However, a person close to British Energy said EDF had been told earlier of the objections and should not have been telling the press it was a done deal when there were still problems. “Calling a press conference was stupid. They knew the [price] issue was there,” the person said.
One EDF board member said on Friday his group thought the UK government’s support for the deal would help persuade the rebellious fund managers. “The French are used to a much more interventionist state. When the state says yes or no, the others follow,” the board member said.
The collapse of the deal caught the UK government unawares. John Hutton, the business secretary, had been poised to hail the EDF acquisition today as a significant step in delivering Gordon Brown’s pledge of a new generation of nuclear reactors. Instead, the government must now deal with what Mr Hutton on Friday admitted is a “disappointing” setback to its nuclear strategy.

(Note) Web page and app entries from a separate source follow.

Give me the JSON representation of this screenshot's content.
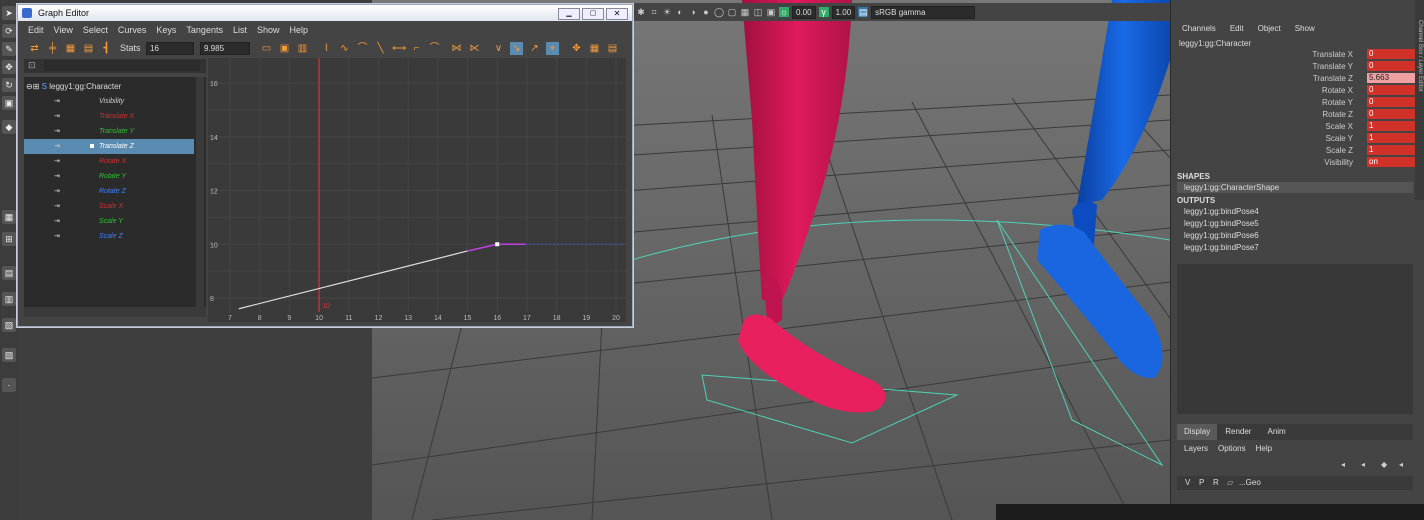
{
  "graph_editor": {
    "title": "Graph Editor",
    "menu": [
      "Edit",
      "View",
      "Select",
      "Curves",
      "Keys",
      "Tangents",
      "List",
      "Show",
      "Help"
    ],
    "stats_label": "Stats",
    "stats_frame": "16",
    "stats_value": "9.985",
    "outliner": {
      "root": "leggy1:gg:Character",
      "channels": [
        {
          "label": "Visibility",
          "color": "#cccccc",
          "selected": false
        },
        {
          "label": "Translate X",
          "color": "#d03030",
          "selected": false
        },
        {
          "label": "Translate Y",
          "color": "#30c030",
          "selected": false
        },
        {
          "label": "Translate Z",
          "color": "#ffffff",
          "selected": true
        },
        {
          "label": "Rotate X",
          "color": "#d03030",
          "selected": false
        },
        {
          "label": "Rotate Y",
          "color": "#30c030",
          "selected": false
        },
        {
          "label": "Rotate Z",
          "color": "#4080ff",
          "selected": false
        },
        {
          "label": "Scale X",
          "color": "#d03030",
          "selected": false
        },
        {
          "label": "Scale Y",
          "color": "#30c030",
          "selected": false
        },
        {
          "label": "Scale Z",
          "color": "#4080ff",
          "selected": false
        }
      ]
    },
    "graph": {
      "y_ticks": [
        "16",
        "14",
        "12",
        "10",
        "8"
      ],
      "x_ticks": [
        "7",
        "8",
        "9",
        "10",
        "11",
        "12",
        "13",
        "14",
        "15",
        "16",
        "17",
        "18",
        "19",
        "20"
      ],
      "current_frame": "10",
      "current_frame_label": "10",
      "keys": [
        {
          "frame": 8,
          "value": 7.8
        },
        {
          "frame": 16,
          "value": 10
        }
      ]
    }
  },
  "viewport_toolbar": {
    "val1": "0.00",
    "val2": "1.00",
    "colorspace": "sRGB gamma"
  },
  "channel_box": {
    "menu": [
      "Channels",
      "Edit",
      "Object",
      "Show"
    ],
    "object": "leggy1:gg:Character",
    "attrs": [
      {
        "name": "Translate X",
        "value": "0",
        "highlight": false
      },
      {
        "name": "Translate Y",
        "value": "0",
        "highlight": false
      },
      {
        "name": "Translate Z",
        "value": "5.663",
        "highlight": true
      },
      {
        "name": "Rotate X",
        "value": "0",
        "highlight": false
      },
      {
        "name": "Rotate Y",
        "value": "0",
        "highlight": false
      },
      {
        "name": "Rotate Z",
        "value": "0",
        "highlight": false
      },
      {
        "name": "Scale X",
        "value": "1",
        "highlight": false
      },
      {
        "name": "Scale Y",
        "value": "1",
        "highlight": false
      },
      {
        "name": "Scale Z",
        "value": "1",
        "highlight": false
      },
      {
        "name": "Visibility",
        "value": "on",
        "highlight": false
      }
    ],
    "shapes_header": "SHAPES",
    "shape": "leggy1:gg:CharacterShape",
    "outputs_header": "OUTPUTS",
    "outputs": [
      "leggy1:gg:bindPose4",
      "leggy1:gg:bindPose5",
      "leggy1:gg:bindPose6",
      "leggy1:gg:bindPose7"
    ],
    "side_tab": "Channel Box / Layer Editor"
  },
  "layer_editor": {
    "tabs": [
      "Display",
      "Render",
      "Anim"
    ],
    "menu": [
      "Layers",
      "Options",
      "Help"
    ],
    "layer": {
      "v": "V",
      "p": "P",
      "r": "R",
      "name": "...Geo"
    }
  },
  "colors": {
    "accent": "#f29a3a",
    "selection": "#5a8bb0",
    "keyed": "#d0322a",
    "curve": "#e0e0e0",
    "red_foot": "#e0195a",
    "blue_foot": "#1a66e0"
  }
}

At the press conference that EDF had expected to use for the deal’s announcement on Friday, chief executive Pierre Gadonneix attempted to put on a brave face, saying he remained committed to building new UK nuclear plants.